■ **Aim of the exercise**
State how many lines in the listing below contain the word "true", and write nothing else.

● ● ● ● ● ● ●

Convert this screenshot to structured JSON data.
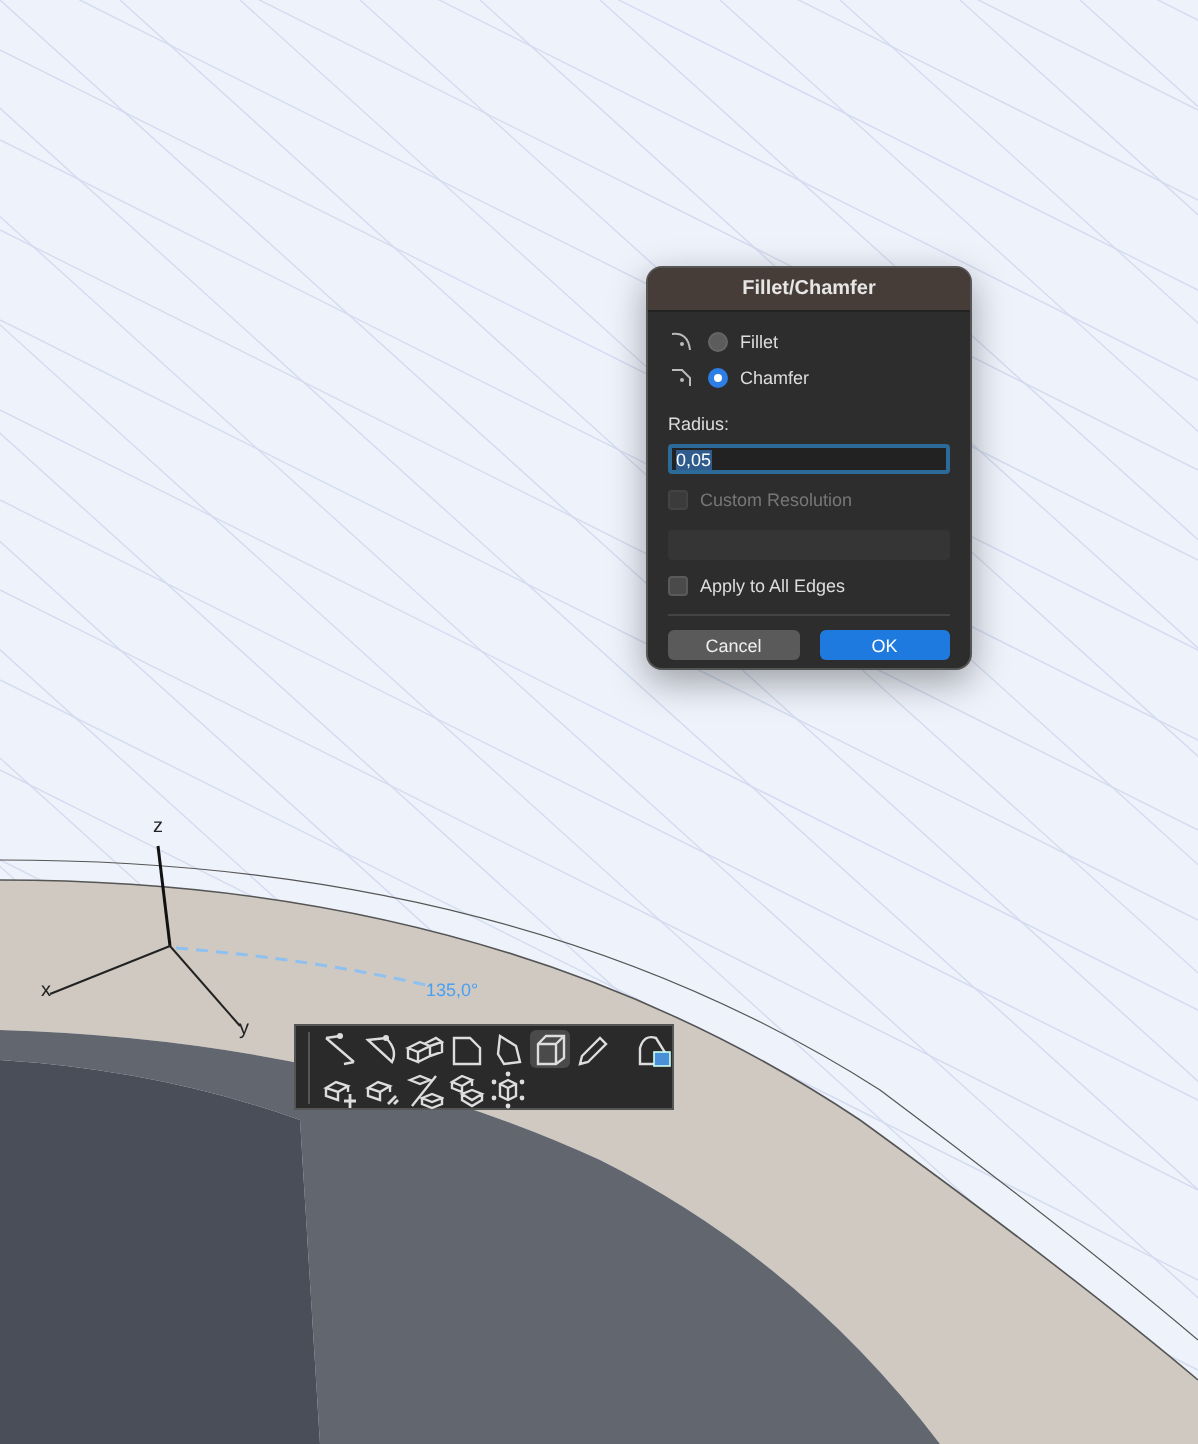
{
  "viewport": {
    "axes": [
      "x",
      "y",
      "z"
    ],
    "angle_label": "135,0°"
  },
  "dialog": {
    "title": "Fillet/Chamfer",
    "options": [
      {
        "label": "Fillet",
        "selected": false
      },
      {
        "label": "Chamfer",
        "selected": true
      }
    ],
    "radius_label": "Radius:",
    "radius_value": "0,05",
    "custom_resolution": {
      "label": "Custom Resolution",
      "checked": false,
      "disabled": true
    },
    "apply_all": {
      "label": "Apply to All Edges",
      "checked": false
    },
    "buttons": [
      {
        "label": "Cancel",
        "kind": "secondary"
      },
      {
        "label": "OK",
        "kind": "primary"
      }
    ]
  },
  "toolbar": {
    "rows": [
      [
        {
          "selected": false
        },
        {
          "selected": false
        },
        {
          "selected": false
        },
        {
          "selected": false
        },
        {
          "selected": false
        },
        {
          "selected": true
        },
        {
          "selected": false
        },
        {
          "selected": false
        }
      ],
      [
        {
          "selected": false
        },
        {
          "selected": false
        },
        {
          "selected": false
        },
        {
          "selected": false
        },
        {
          "selected": false
        }
      ]
    ]
  }
}
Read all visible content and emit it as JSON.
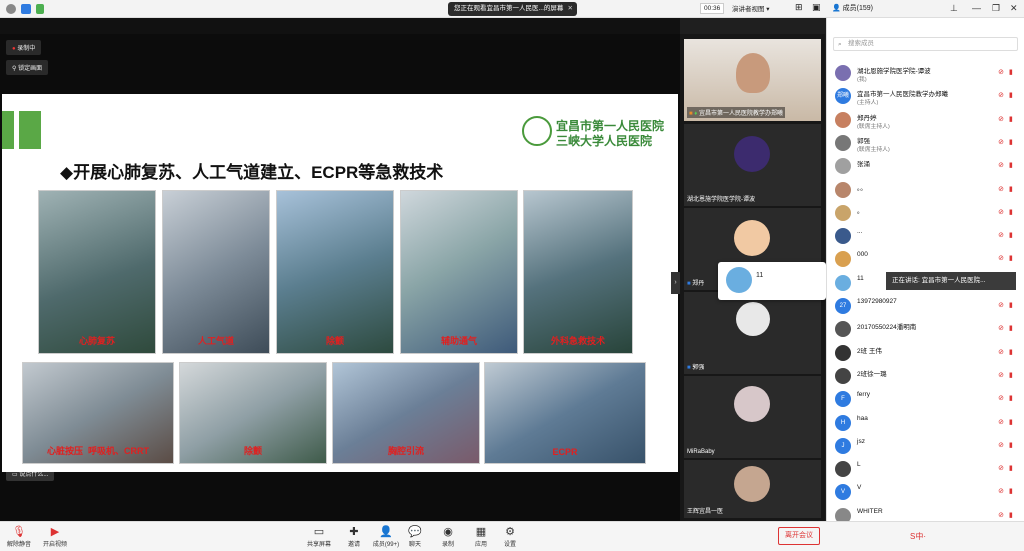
{
  "topbar": {
    "sharing_text": "您正在观看宜昌市第一人民医...的屏幕",
    "timer": "00:36",
    "view_mode": "演讲者视图",
    "members_title": "成员(159)"
  },
  "stage": {
    "recording": "录制中",
    "lock_screen": "锁定画面",
    "type_hint": "说点什么..."
  },
  "slide": {
    "title": "◆开展心肺复苏、人工气道建立、ECPR等急救技术",
    "hospital_line1": "宜昌市第一人民医院",
    "hospital_line2": "三峡大学人民医院",
    "captions": [
      "心肺复苏",
      "人工气道",
      "除颤",
      "辅助通气",
      "外科急救技术",
      "心脏按压",
      "呼吸机、CRRT",
      "除颤",
      "胸腔引流",
      "ECPR"
    ]
  },
  "videos": [
    {
      "name": "宜昌市第一人民医院教学办郑曦"
    },
    {
      "name": "湖北恩施学院医学院-谭波"
    },
    {
      "name": "郑丹"
    },
    {
      "name": "郭强"
    },
    {
      "name": "MiRaBaby"
    },
    {
      "name": "王辉宜昌一医"
    }
  ],
  "popup_name": "11",
  "speaking_tooltip": "正在讲话: 宜昌市第一人民医院...",
  "sidebar": {
    "search_placeholder": "搜索成员",
    "members": [
      {
        "name": "湖北恩施学院医学院-谭波",
        "role": "(我)",
        "color": "#7a6fb0"
      },
      {
        "name": "宜昌市第一人民医院教学办郑曦",
        "role": "(主持人)",
        "color": "#2f7be0",
        "avatar_text": "郑曦"
      },
      {
        "name": "郑丹婷",
        "role": "(联席主持人)",
        "color": "#c78060"
      },
      {
        "name": "郭强",
        "role": "(联席主持人)",
        "color": "#777"
      },
      {
        "name": "张涌",
        "role": "",
        "color": "#a0a0a0"
      },
      {
        "name": "。。",
        "role": "",
        "color": "#b8866b"
      },
      {
        "name": "。",
        "role": "",
        "color": "#c9a46a"
      },
      {
        "name": "...",
        "role": "",
        "color": "#3a5a8c"
      },
      {
        "name": "000",
        "role": "",
        "color": "#d9a050"
      },
      {
        "name": "11",
        "role": "",
        "color": "#6aaee0"
      },
      {
        "name": "13972980927",
        "role": "",
        "color": "#2f7be0",
        "avatar_text": "27"
      },
      {
        "name": "20170550224潘明南",
        "role": "",
        "color": "#555"
      },
      {
        "name": "2班 王伟",
        "role": "",
        "color": "#333"
      },
      {
        "name": "2班徐一璐",
        "role": "",
        "color": "#444"
      },
      {
        "name": "ferry",
        "role": "",
        "color": "#2f7be0",
        "avatar_text": "F"
      },
      {
        "name": "haa",
        "role": "",
        "color": "#2f7be0",
        "avatar_text": "H"
      },
      {
        "name": "jsz",
        "role": "",
        "color": "#2f7be0",
        "avatar_text": "J"
      },
      {
        "name": "L",
        "role": "",
        "color": "#444"
      },
      {
        "name": "V",
        "role": "",
        "color": "#2f7be0",
        "avatar_text": "V"
      },
      {
        "name": "WHITER",
        "role": "",
        "color": "#888"
      }
    ]
  },
  "bottom": {
    "unmute": "解除静音",
    "start_video": "开启视频",
    "share": "共享屏幕",
    "invite": "邀请",
    "members": "成员(99+)",
    "chat": "聊天",
    "record": "录制",
    "apps": "应用",
    "settings": "设置",
    "leave": "离开会议"
  }
}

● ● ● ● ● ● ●

■ **Task solution**
3